Feds Prepare for Trial of Woman Accused of Killing Pitts. FBI Agent Sam Hicks

Slain FBI Agent Sam Hicks/fbi photo

By Allan Lengel
ticklethewire.com

The feds are gearing up for the trial of a woman accused of killing Pittsburgh FBI agent Sam Hicks in 2008.

The Pittsburgh Post-Gazette reports that U.S. District Judge Terrence F. McVerry has ordered the federal jury administrator to summon 350 people to serve as the jury pool for the March 7 trial. The potential jurors will report to the courthouse on Feb. 14 for preliminary instructions.

Christina Korbe is charged with shooting Hicks to death. Hicks and other agents had come to the house to serve an arrest warrant for Korbe’s husband. She opened fire, killing Hicks. Her husband Robert Korbe has been sentenced to 25 years  in prison on drug and other charges.

Authorities said when the agents came to the home, Robert  Korbe ran in the basement to get rid of cocaine and his wife Christina opened fire from upstairs.

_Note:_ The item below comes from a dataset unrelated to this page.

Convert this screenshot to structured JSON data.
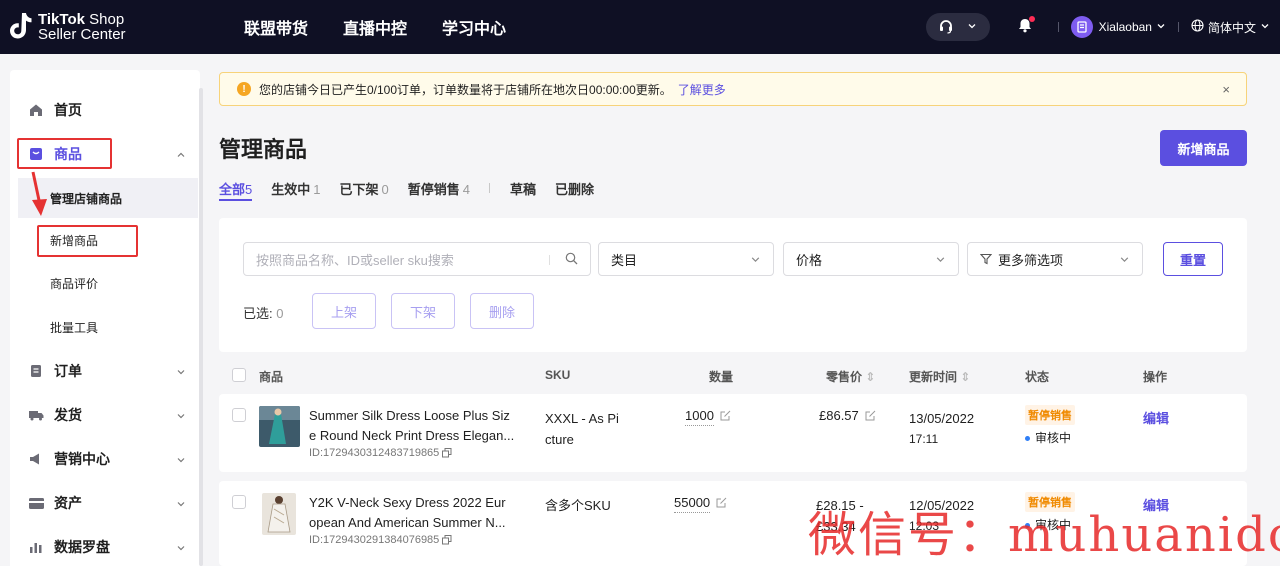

In November 2009, the Baltimore FBI building was named after Hicks, who had been a Baltimore cop before joining the FBI.

Detained Teen Says FBI Pressed Him During Interrogation in Kuwait

By Allan Lengel
ticklethewire.com

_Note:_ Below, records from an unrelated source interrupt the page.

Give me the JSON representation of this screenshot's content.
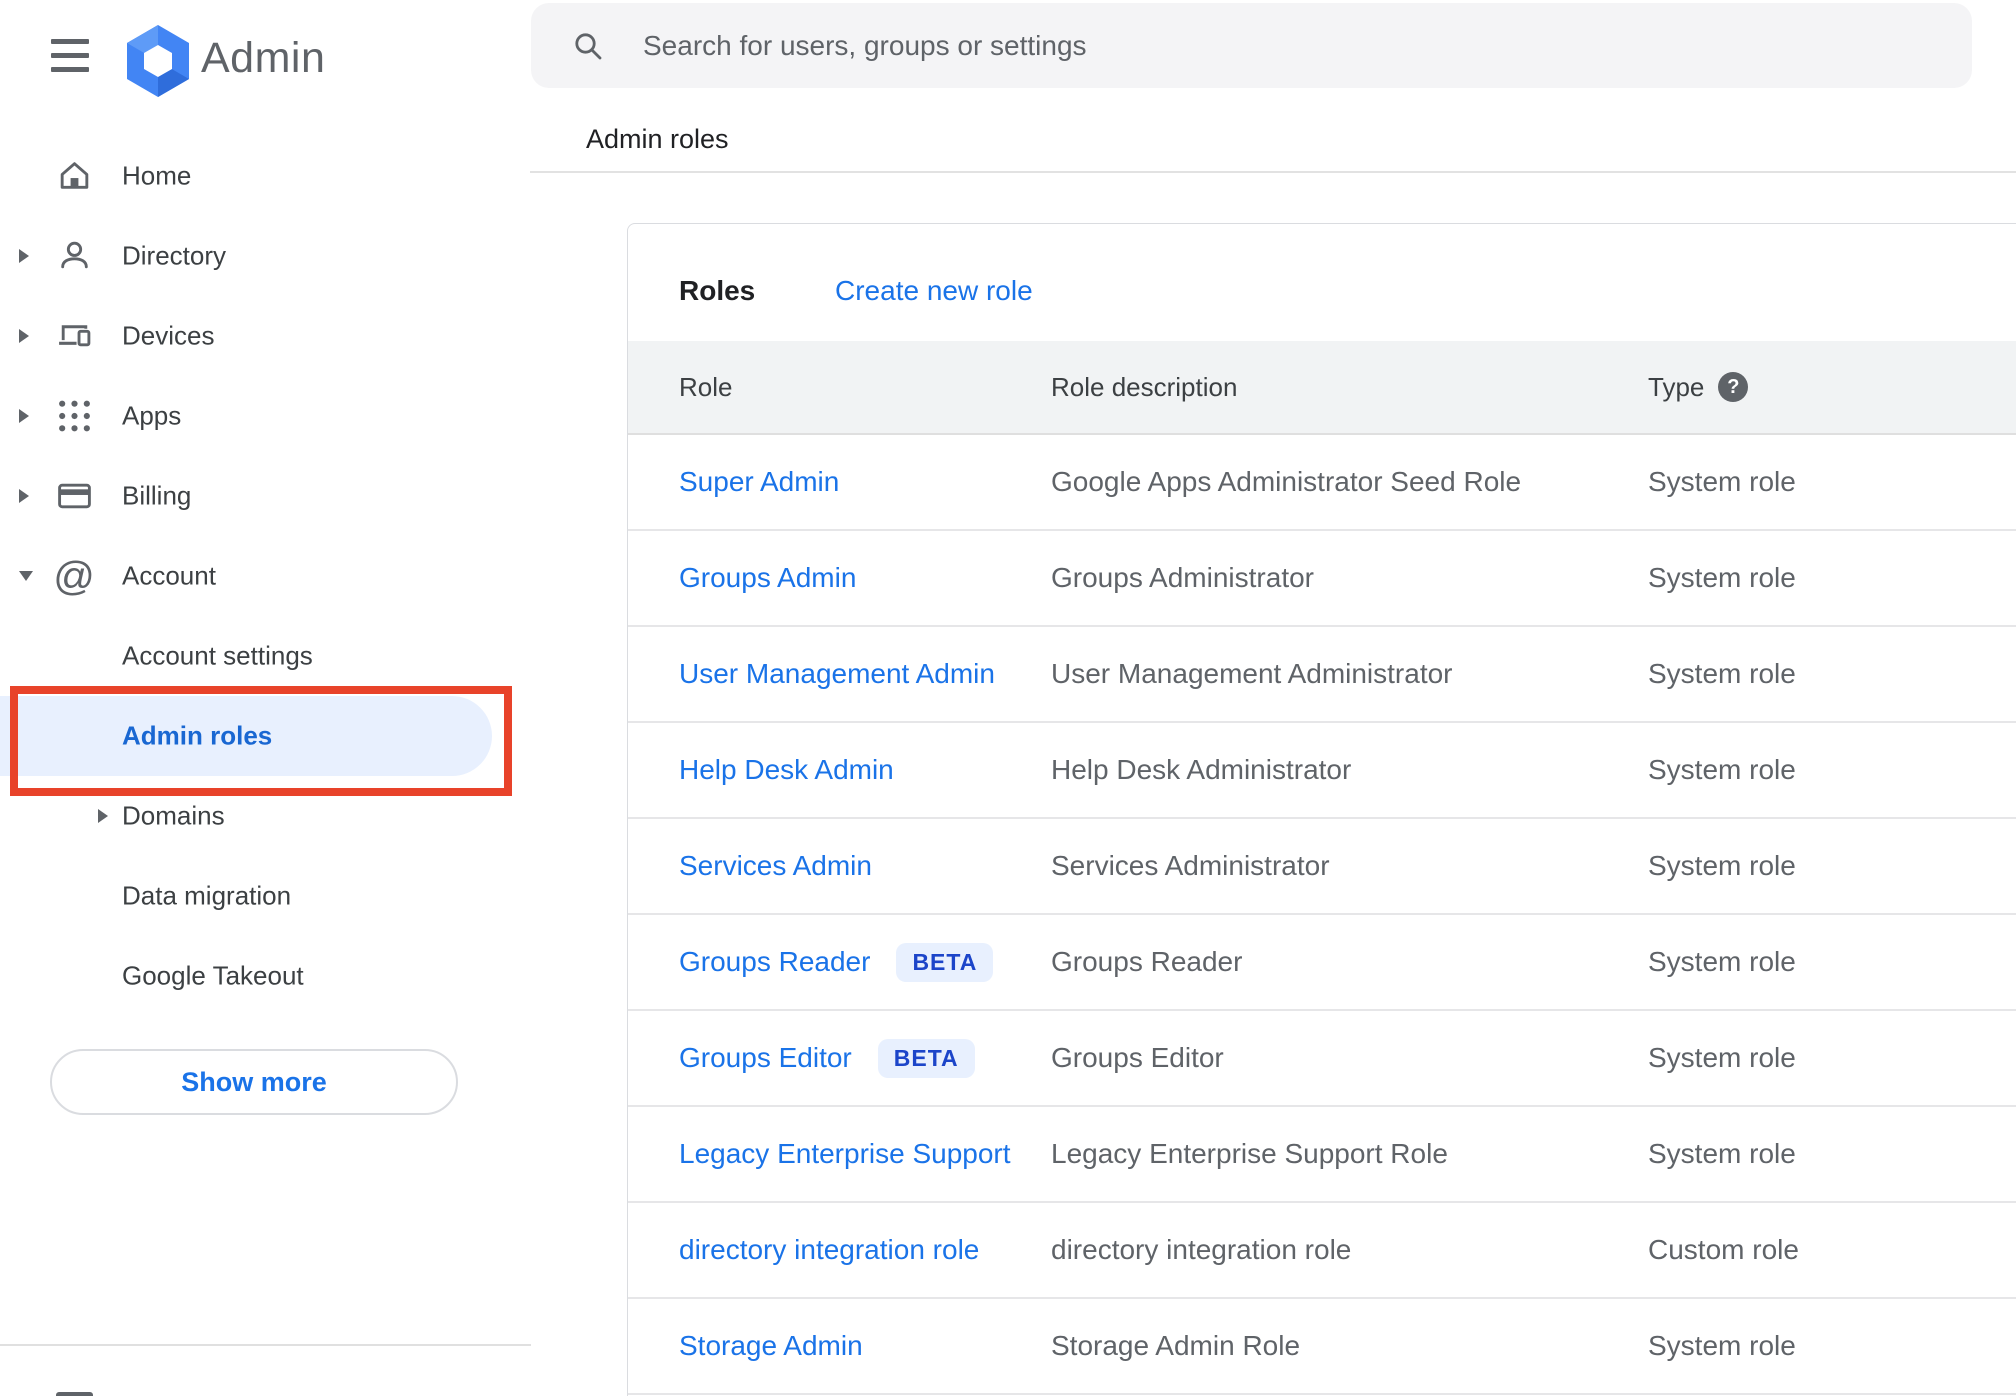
{
  "header": {
    "product_name": "Admin",
    "search": {
      "placeholder": "Search for users, groups or settings"
    },
    "breadcrumb": "Admin roles",
    "icons": [
      "menu-icon",
      "google-admin-hexagon-logo",
      "search-icon"
    ]
  },
  "sidebar": {
    "entries": [
      {
        "label": "Home",
        "icon": "home-icon",
        "expander": "none",
        "level": 0
      },
      {
        "label": "Directory",
        "icon": "person-icon",
        "expander": "collapsed",
        "level": 0
      },
      {
        "label": "Devices",
        "icon": "devices-icon",
        "expander": "collapsed",
        "level": 0
      },
      {
        "label": "Apps",
        "icon": "apps-grid-icon",
        "expander": "collapsed",
        "level": 0
      },
      {
        "label": "Billing",
        "icon": "credit-card-icon",
        "expander": "collapsed",
        "level": 0
      },
      {
        "label": "Account",
        "icon": "at-sign-icon",
        "expander": "expanded",
        "level": 0
      },
      {
        "label": "Account settings",
        "icon": "",
        "expander": "none",
        "level": 1
      },
      {
        "label": "Admin roles",
        "icon": "",
        "expander": "none",
        "level": 1,
        "selected": true
      },
      {
        "label": "Domains",
        "icon": "",
        "expander": "collapsed",
        "level": 1
      },
      {
        "label": "Data migration",
        "icon": "",
        "expander": "none",
        "level": 1
      },
      {
        "label": "Google Takeout",
        "icon": "",
        "expander": "none",
        "level": 1
      }
    ],
    "show_more_label": "Show more"
  },
  "main": {
    "card_title": "Roles",
    "create_link": "Create new role",
    "columns": [
      "Role",
      "Role description",
      "Type"
    ],
    "help_icon": "help-question-icon",
    "beta_label": "BETA",
    "rows": [
      {
        "role": "Super Admin",
        "beta": false,
        "description": "Google Apps Administrator Seed Role",
        "type": "System role"
      },
      {
        "role": "Groups Admin",
        "beta": false,
        "description": "Groups Administrator",
        "type": "System role"
      },
      {
        "role": "User Management Admin",
        "beta": false,
        "description": "User Management Administrator",
        "type": "System role"
      },
      {
        "role": "Help Desk Admin",
        "beta": false,
        "description": "Help Desk Administrator",
        "type": "System role"
      },
      {
        "role": "Services Admin",
        "beta": false,
        "description": "Services Administrator",
        "type": "System role"
      },
      {
        "role": "Groups Reader",
        "beta": true,
        "description": "Groups Reader",
        "type": "System role"
      },
      {
        "role": "Groups Editor",
        "beta": true,
        "description": "Groups Editor",
        "type": "System role"
      },
      {
        "role": "Legacy Enterprise Support",
        "beta": false,
        "description": "Legacy Enterprise Support Role",
        "type": "System role"
      },
      {
        "role": "directory integration role",
        "beta": false,
        "description": "directory integration role",
        "type": "Custom role"
      },
      {
        "role": "Storage Admin",
        "beta": false,
        "description": "Storage Admin Role",
        "type": "System role"
      }
    ]
  },
  "annotation": {
    "type": "highlight-box",
    "color": "#e8432a",
    "target": "Admin roles"
  },
  "colors": {
    "accent_blue": "#1a73e8",
    "selected_item_blue": "#1967d2",
    "selected_item_bg": "#e8f0fe",
    "beta_badge_bg": "#e8f0fe",
    "beta_badge_text": "#1c45c9",
    "table_header_bg": "#f1f3f4",
    "annotation_red": "#e8432a",
    "icon_gray": "#5f6368"
  }
}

WASHINGTON — A controversy is surfacing over the questioning of an American teen in Kuwait who is on the no-fly list.

The New York Times reports that the teen Gulet Mohamed says he was detained in Kuwait and “underwent a heated interrogation by F.B.I. agents for several hours on Wednesday, in a case that has renewed debate over the Obama administration’s expansion of the no-fly list after the attempted bombing of a passenger plane bound for Detroit in 2009.”

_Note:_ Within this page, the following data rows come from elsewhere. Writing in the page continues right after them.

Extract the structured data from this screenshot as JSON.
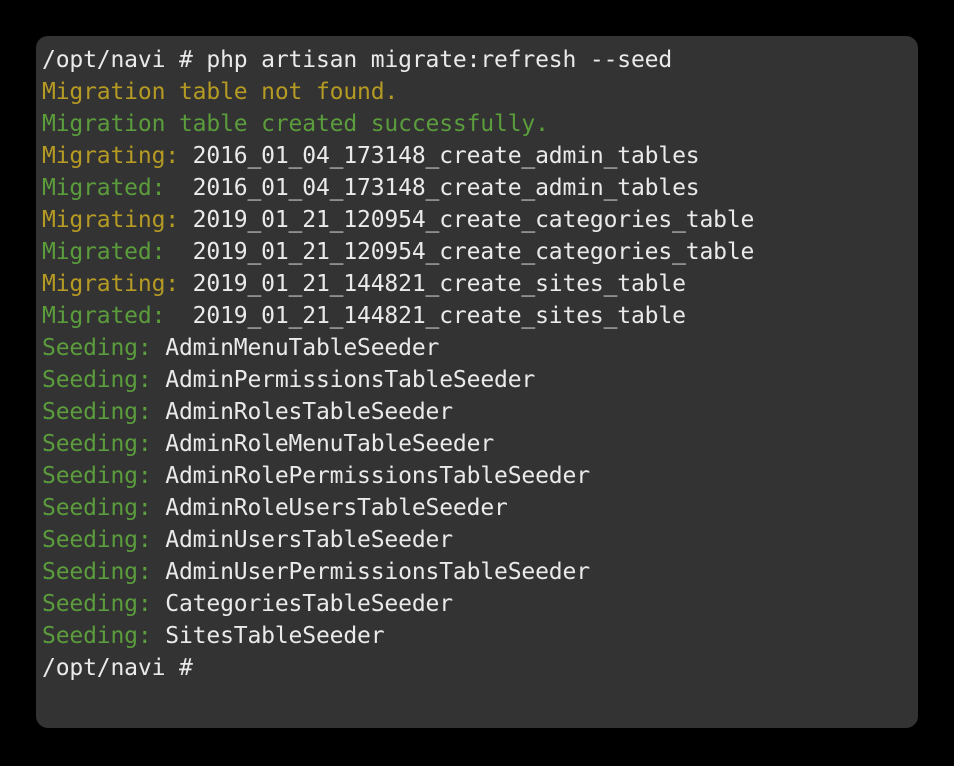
{
  "window": {
    "background_color": "#000000",
    "terminal_background": "#333333",
    "corner_radius_px": 12
  },
  "colors": {
    "default_text": "#eaeaea",
    "yellow": "#b59a23",
    "green": "#5b9c3c"
  },
  "terminal": {
    "prompt": "/opt/navi # ",
    "command": "php artisan migrate:refresh --seed",
    "lines": [
      {
        "kind": "prompt",
        "prompt": "/opt/navi # ",
        "text": "php artisan migrate:refresh --seed"
      },
      {
        "kind": "plain",
        "color": "yellow",
        "text": "Migration table not found."
      },
      {
        "kind": "plain",
        "color": "green",
        "text": "Migration table created successfully."
      },
      {
        "kind": "labeled",
        "color": "yellow",
        "label": "Migrating: ",
        "text": "2016_01_04_173148_create_admin_tables"
      },
      {
        "kind": "labeled",
        "color": "green",
        "label": "Migrated:  ",
        "text": "2016_01_04_173148_create_admin_tables"
      },
      {
        "kind": "labeled",
        "color": "yellow",
        "label": "Migrating: ",
        "text": "2019_01_21_120954_create_categories_table"
      },
      {
        "kind": "labeled",
        "color": "green",
        "label": "Migrated:  ",
        "text": "2019_01_21_120954_create_categories_table"
      },
      {
        "kind": "labeled",
        "color": "yellow",
        "label": "Migrating: ",
        "text": "2019_01_21_144821_create_sites_table"
      },
      {
        "kind": "labeled",
        "color": "green",
        "label": "Migrated:  ",
        "text": "2019_01_21_144821_create_sites_table"
      },
      {
        "kind": "labeled",
        "color": "green",
        "label": "Seeding: ",
        "text": "AdminMenuTableSeeder"
      },
      {
        "kind": "labeled",
        "color": "green",
        "label": "Seeding: ",
        "text": "AdminPermissionsTableSeeder"
      },
      {
        "kind": "labeled",
        "color": "green",
        "label": "Seeding: ",
        "text": "AdminRolesTableSeeder"
      },
      {
        "kind": "labeled",
        "color": "green",
        "label": "Seeding: ",
        "text": "AdminRoleMenuTableSeeder"
      },
      {
        "kind": "labeled",
        "color": "green",
        "label": "Seeding: ",
        "text": "AdminRolePermissionsTableSeeder"
      },
      {
        "kind": "labeled",
        "color": "green",
        "label": "Seeding: ",
        "text": "AdminRoleUsersTableSeeder"
      },
      {
        "kind": "labeled",
        "color": "green",
        "label": "Seeding: ",
        "text": "AdminUsersTableSeeder"
      },
      {
        "kind": "labeled",
        "color": "green",
        "label": "Seeding: ",
        "text": "AdminUserPermissionsTableSeeder"
      },
      {
        "kind": "labeled",
        "color": "green",
        "label": "Seeding: ",
        "text": "CategoriesTableSeeder"
      },
      {
        "kind": "labeled",
        "color": "green",
        "label": "Seeding: ",
        "text": "SitesTableSeeder"
      },
      {
        "kind": "prompt",
        "prompt": "/opt/navi # ",
        "text": ""
      }
    ]
  }
}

The New York Times wrote: “The interrogation grew steadily more hostile when the agents pressed the teenager, Gulet Mohamed, on his travels to Yemen and Somalia and began calling him an ”embarrassment to his country,” accusing him of lying about his contacts with militants overseas, he said.”

The Times reported that the teen says agents began yelling the name of the radical cleric”Anwar al-Awlaki”, who is wanted by the U.S. Kuwaiti officials then asked that the interrogation end.

The teen, who spoke to the Times by phone from a Kuwait deportation facility, claims the FBI continued to question him even after he asked to be represented by a lawyer.

”They wanted me to lie about myself, and pushed me to lie about things I had done,” he said, according to the Times.

The FBI declined comment, the Times reported.

John Dowdy Jr. Named Court Appointed U.S. Atty in Mississippi

John Dowdy/doj photo

By Allan Lengel
ticklethewire.com

John M. Dowdy Jr., who has been the acting first assistant U.S. Attorney for the past year, is now the court-appointed U.S. attorney for the Southern District of Mississippi, the U.S. Attorney’s Office announced.

He replaces Donald R. Burkhalter, who retired this month.

Dowdy was appointed by Chief U.S. District Judge Louis Guirola Jr. Dowdy, a veteran federal prosecutor who has been with the office since 1988, had previously served as chief of the criminal division since 2004. He will likely serve as U.S. Attorney until president Obama appoints someone to the post.